AIM OF THE TASK. Take each line below that has "true" and copy it.

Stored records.
##############################
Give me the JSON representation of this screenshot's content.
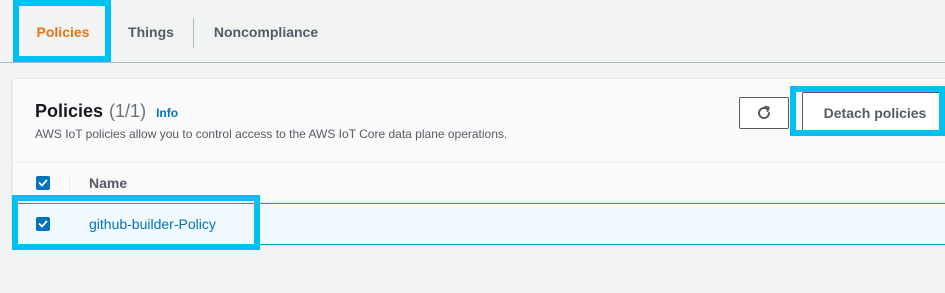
{
  "tabs": [
    {
      "label": "Policies",
      "active": true
    },
    {
      "label": "Things",
      "active": false
    },
    {
      "label": "Noncompliance",
      "active": false
    }
  ],
  "panel": {
    "title": "Policies",
    "count": "(1/1)",
    "info_label": "Info",
    "description": "AWS IoT policies allow you to control access to the AWS IoT Core data plane operations.",
    "refresh_icon": "refresh-icon",
    "detach_label": "Detach policies"
  },
  "table": {
    "columns": [
      "Name"
    ],
    "select_all_checked": true,
    "rows": [
      {
        "name": "github-builder-Policy",
        "checked": true
      }
    ]
  },
  "colors": {
    "accent": "#ec7211",
    "link": "#0073bb",
    "highlight": "#00c0f3",
    "selected_row": "#f1faff"
  }
}
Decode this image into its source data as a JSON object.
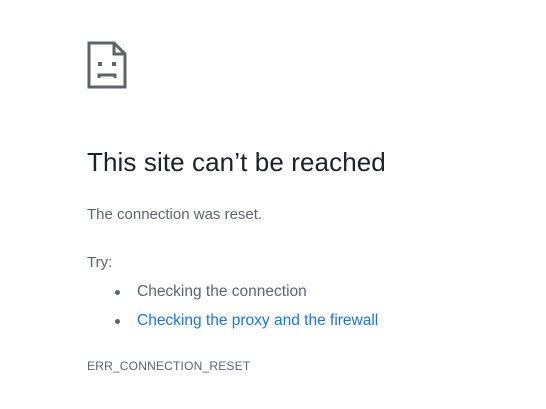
{
  "error_page": {
    "icon": "sad-page-icon",
    "title": "This site can’t be reached",
    "message": "The connection was reset.",
    "try_label": "Try:",
    "suggestions": [
      {
        "text": "Checking the connection",
        "is_link": false
      },
      {
        "text": "Checking the proxy and the firewall",
        "is_link": true
      }
    ],
    "error_code": "ERR_CONNECTION_RESET"
  },
  "colors": {
    "title": "#202124",
    "body_text": "#5f6368",
    "link": "#1a73e8",
    "background": "#ffffff"
  }
}
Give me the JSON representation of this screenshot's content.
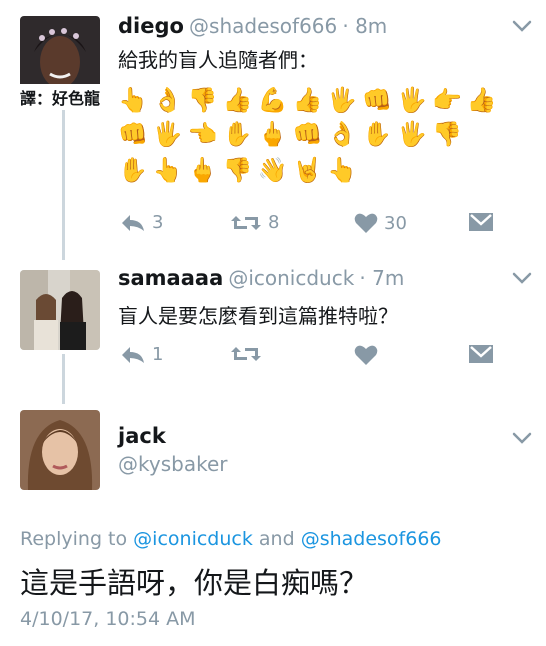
{
  "tweets": [
    {
      "name": "diego",
      "handle": "@shadesof666",
      "time": "· 8m",
      "text": "給我的盲人追隨者們：",
      "translation_label": "譯：好色龍",
      "emoji_rows": [
        [
          "👆",
          "👌",
          "👎",
          "👍",
          "💪",
          "👍",
          "🖐",
          "👊",
          "🖐",
          "👉",
          "👍"
        ],
        [
          "👊",
          "🖐",
          "👈",
          "✋",
          "🖕",
          "👊",
          "👌",
          "✋",
          "🖐",
          "👎"
        ],
        [
          "✋",
          "👆",
          "🖕",
          "👎",
          "👋",
          "🤘",
          "👆"
        ]
      ],
      "reply_count": "3",
      "retweet_count": "8",
      "like_count": "30"
    },
    {
      "name": "samaaaa",
      "handle": "@iconicduck",
      "time": "· 7m",
      "text": "盲人是要怎麼看到這篇推特啦？",
      "reply_count": "1"
    },
    {
      "name": "jack",
      "handle": "@kysbaker"
    }
  ],
  "main_tweet": {
    "replying_prefix": "Replying to",
    "mention_1": "@iconicduck",
    "replying_and": "and",
    "mention_2": "@shadesof666",
    "text": "這是手語呀，你是白痴嗎？",
    "timestamp": "4/10/17, 10:54 AM"
  },
  "colors": {
    "name": "#14171a",
    "muted": "#8899a6",
    "link": "#1b95e0",
    "thread_line": "#ccd6dd"
  },
  "icons": [
    "reply-icon",
    "retweet-icon",
    "like-icon",
    "direct-message-icon",
    "chevron-down-icon"
  ]
}
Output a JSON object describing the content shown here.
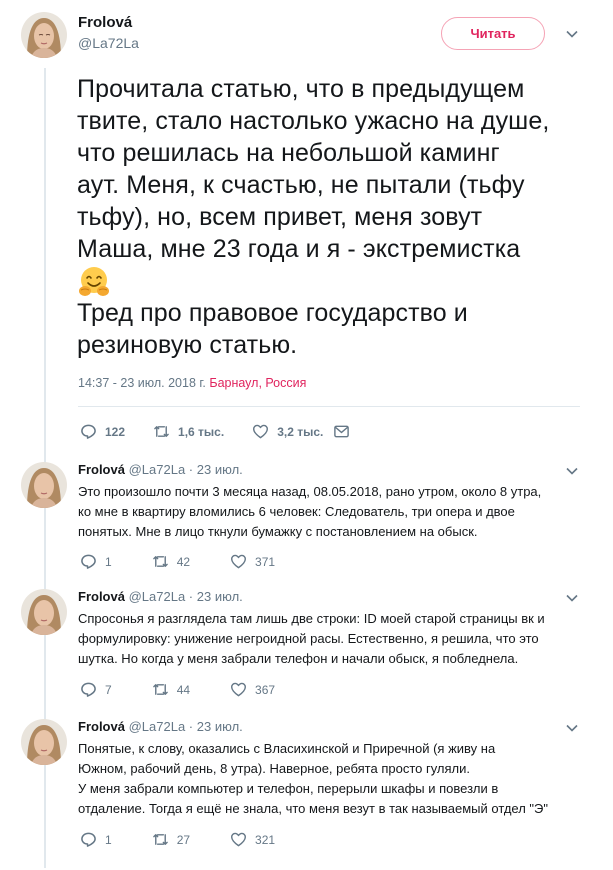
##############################
ANSWER TO THIS EXERCISE.
      "active": true
    "select_all_checked": true,
        "checked": true
        "is_link": true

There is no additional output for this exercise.